Everett L. Worthington, Jr., Ph.D., is Commonwealth Professor Emeritus working from the Department of Psychology at Virginia Commonwealth University (VCU; the largest state university in Virginia). He is also a licensed clinical psychologist in Virginia. He has published over 38 books and 440 articles and scholarly chapters, mostly on forgiveness, marriage, and family topics. He does over 20 workshops and makes over 60 other talks annually in venues all over the world. He is regularly in media. He is a past president of the American Psychological Association (APA) Division 36 (Society for the Psychology of Religion and Spirituality), and a clinical fellow of the Association for Psychological Science and two divisions of the APA (Div 17, Counseling; Div 36). He won VCU’s annual top award for teaching, research, and service—VCU’s Award for Excellence—in 2009 and several organizations’ top awards. He was awarded a Doctorate of Humane Letters from Pepperdine University in 2014. He was awarded VCU’s top academic recognition, Commonwealth Professor, in 2015. In 2016, the State Council of Higher Education in Virginia recognized him as one of 13 Outstanding Professors in the Commonwealth (selected from all disciplines). He also won the Humanitarian Award from the Association for Spiritual, Ethical, and Religious Values in Counseling (ASERVIC), a division of the American Counseling Association, in 2017.

He became interested in forgiveness through his practice in couple counseling, and he began conducting research on forgiveness in 1990 but writing about its clinical uses in the 1980s. In the last 30 years, he has studied forgiveness, justice, faith, and a variety of virtues under the general rubric of positive psychology.
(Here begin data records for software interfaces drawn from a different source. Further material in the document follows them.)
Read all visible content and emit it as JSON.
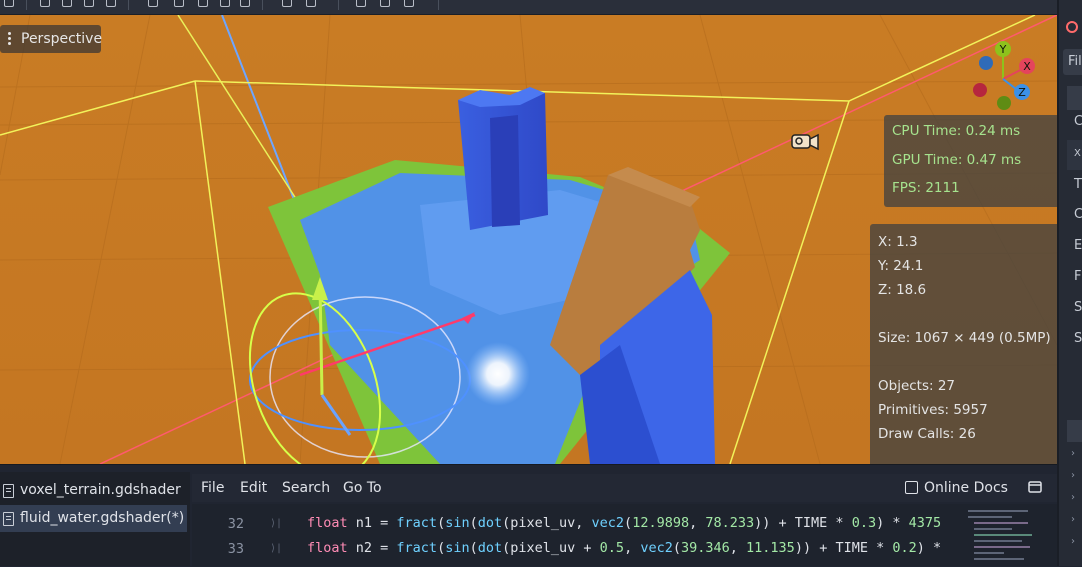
{
  "viewport": {
    "view_mode": "Perspective",
    "gizmo": {
      "y_label": "Y",
      "x_label": "X",
      "z_label": "Z"
    },
    "performance": {
      "cpu_time": "CPU Time: 0.24 ms",
      "gpu_time": "GPU Time: 0.47 ms",
      "fps": "FPS: 2111"
    },
    "info": {
      "x": "X: 1.3",
      "y": "Y: 24.1",
      "z": "Z: 18.6",
      "size": "Size: 1067 × 449 (0.5MP)",
      "objects": "Objects: 27",
      "primitives": "Primitives: 5957",
      "draw_calls": "Draw Calls: 26"
    }
  },
  "right_panel": {
    "filter_text": "Fil",
    "letters": [
      "C",
      "X",
      "T",
      "C",
      "E",
      "F",
      "S",
      "S"
    ]
  },
  "script_editor": {
    "files": [
      {
        "name": "voxel_terrain.gdshader",
        "selected": false
      },
      {
        "name": "fluid_water.gdshader(*)",
        "selected": true
      }
    ],
    "menu": {
      "file": "File",
      "edit": "Edit",
      "search": "Search",
      "go_to": "Go To"
    },
    "online_docs": "Online Docs",
    "code_lines": [
      {
        "number": "32",
        "text": "float n1 = fract(sin(dot(pixel_uv, vec2(12.9898, 78.233)) + TIME * 0.3) * 4375"
      },
      {
        "number": "33",
        "text": "float n2 = fract(sin(dot(pixel_uv + 0.5, vec2(39.346, 11.135)) + TIME * 0.2) *"
      }
    ]
  },
  "colors": {
    "sky": "#c97c24",
    "water": "#4f8ff0",
    "grass": "#7ec43a",
    "dirt": "#b97d3e",
    "selection_box": "#f2f25a",
    "perf_text": "#a6e38e",
    "gizmo_x": "#e4445c",
    "gizmo_y": "#8ec21c",
    "gizmo_z": "#3b90e8"
  }
}
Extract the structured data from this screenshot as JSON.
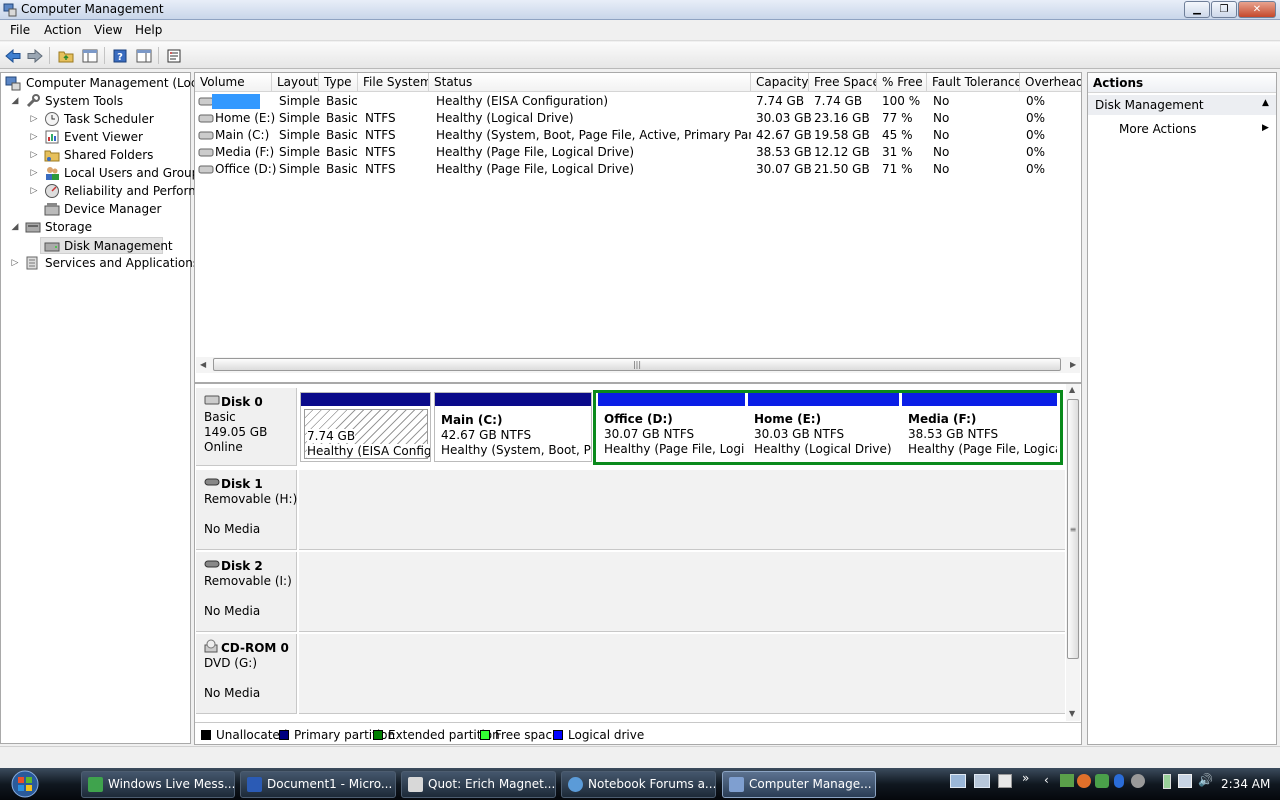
{
  "window": {
    "title": "Computer Management"
  },
  "menu": [
    "File",
    "Action",
    "View",
    "Help"
  ],
  "toolbar": {
    "icons": [
      "back-arrow-icon",
      "forward-arrow-icon",
      "up-folder-icon",
      "show-hide-tree-icon",
      "help-icon",
      "show-hide-action-pane-icon",
      "properties-icon"
    ]
  },
  "tree": {
    "root": "Computer Management (Local",
    "system_tools": "System Tools",
    "task_scheduler": "Task Scheduler",
    "event_viewer": "Event Viewer",
    "shared_folders": "Shared Folders",
    "local_users": "Local Users and Groups",
    "reliability": "Reliability and Performa",
    "device_manager": "Device Manager",
    "storage": "Storage",
    "disk_management": "Disk Management",
    "services": "Services and Applications"
  },
  "volumes": {
    "columns": [
      "Volume",
      "Layout",
      "Type",
      "File System",
      "Status",
      "Capacity",
      "Free Space",
      "% Free",
      "Fault Tolerance",
      "Overhead"
    ],
    "rows": [
      {
        "volume": "",
        "layout": "Simple",
        "type": "Basic",
        "fs": "",
        "status": "Healthy (EISA Configuration)",
        "capacity": "7.74 GB",
        "free": "7.74 GB",
        "pct": "100 %",
        "fault": "No",
        "overhead": "0%"
      },
      {
        "volume": "Home (E:)",
        "layout": "Simple",
        "type": "Basic",
        "fs": "NTFS",
        "status": "Healthy (Logical Drive)",
        "capacity": "30.03 GB",
        "free": "23.16 GB",
        "pct": "77 %",
        "fault": "No",
        "overhead": "0%"
      },
      {
        "volume": "Main (C:)",
        "layout": "Simple",
        "type": "Basic",
        "fs": "NTFS",
        "status": "Healthy (System, Boot, Page File, Active, Primary Partition)",
        "capacity": "42.67 GB",
        "free": "19.58 GB",
        "pct": "45 %",
        "fault": "No",
        "overhead": "0%"
      },
      {
        "volume": "Media (F:)",
        "layout": "Simple",
        "type": "Basic",
        "fs": "NTFS",
        "status": "Healthy (Page File, Logical Drive)",
        "capacity": "38.53 GB",
        "free": "12.12 GB",
        "pct": "31 %",
        "fault": "No",
        "overhead": "0%"
      },
      {
        "volume": "Office (D:)",
        "layout": "Simple",
        "type": "Basic",
        "fs": "NTFS",
        "status": "Healthy (Page File, Logical Drive)",
        "capacity": "30.07 GB",
        "free": "21.50 GB",
        "pct": "71 %",
        "fault": "No",
        "overhead": "0%"
      }
    ]
  },
  "disks": [
    {
      "name": "Disk 0",
      "line1": "Basic",
      "line2": "149.05 GB",
      "line3": "Online"
    },
    {
      "name": "Disk 1",
      "line1": "Removable (H:)",
      "line2": "",
      "line3": "No Media"
    },
    {
      "name": "Disk 2",
      "line1": "Removable (I:)",
      "line2": "",
      "line3": "No Media"
    },
    {
      "name": "CD-ROM 0",
      "line1": "DVD (G:)",
      "line2": "",
      "line3": "No Media"
    }
  ],
  "partitions": [
    {
      "title": "",
      "size": "7.74 GB",
      "status": "Healthy (EISA Configu"
    },
    {
      "title": "Main  (C:)",
      "size": "42.67 GB NTFS",
      "status": "Healthy (System, Boot, Pag"
    },
    {
      "title": "Office  (D:)",
      "size": "30.07 GB NTFS",
      "status": "Healthy (Page File, Logica"
    },
    {
      "title": "Home  (E:)",
      "size": "30.03 GB NTFS",
      "status": "Healthy (Logical Drive)"
    },
    {
      "title": "Media  (F:)",
      "size": "38.53 GB NTFS",
      "status": "Healthy (Page File, Logical"
    }
  ],
  "legend": [
    {
      "label": "Unallocated",
      "color": "#000000"
    },
    {
      "label": "Primary partition",
      "color": "#000080"
    },
    {
      "label": "Extended partition",
      "color": "#008000"
    },
    {
      "label": "Free space",
      "color": "#33ff33"
    },
    {
      "label": "Logical drive",
      "color": "#0000ff"
    }
  ],
  "actions": {
    "header": "Actions",
    "section": "Disk Management",
    "more": "More Actions"
  },
  "taskbar": {
    "tasks": [
      "Windows Live Mess...",
      "Document1 - Micro...",
      "Quot: Erich  Magnet...",
      "Notebook Forums a...",
      "Computer Manage..."
    ],
    "clock": "2:34 AM"
  }
}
He became interested in their relationship after his mother’s murder and brother’s subsequent suicide. Get free resources on promoting forgiveness at www.EvWorthington-forgiveness.com.

He has studied a variety of topics relevant to positive psychology, the branch of psychology dealing with virtue for self and other. These include forgiveness, humility, gratitude, mercy, inspiration, marriage enrichment, altruism, love, and religion and spirituality. Recently he has studied and written most about forgiveness and humility. (Yes, he studies other people!) He attributes his success to the many wonderful students and colleagues he has had the privilege of working with over the years.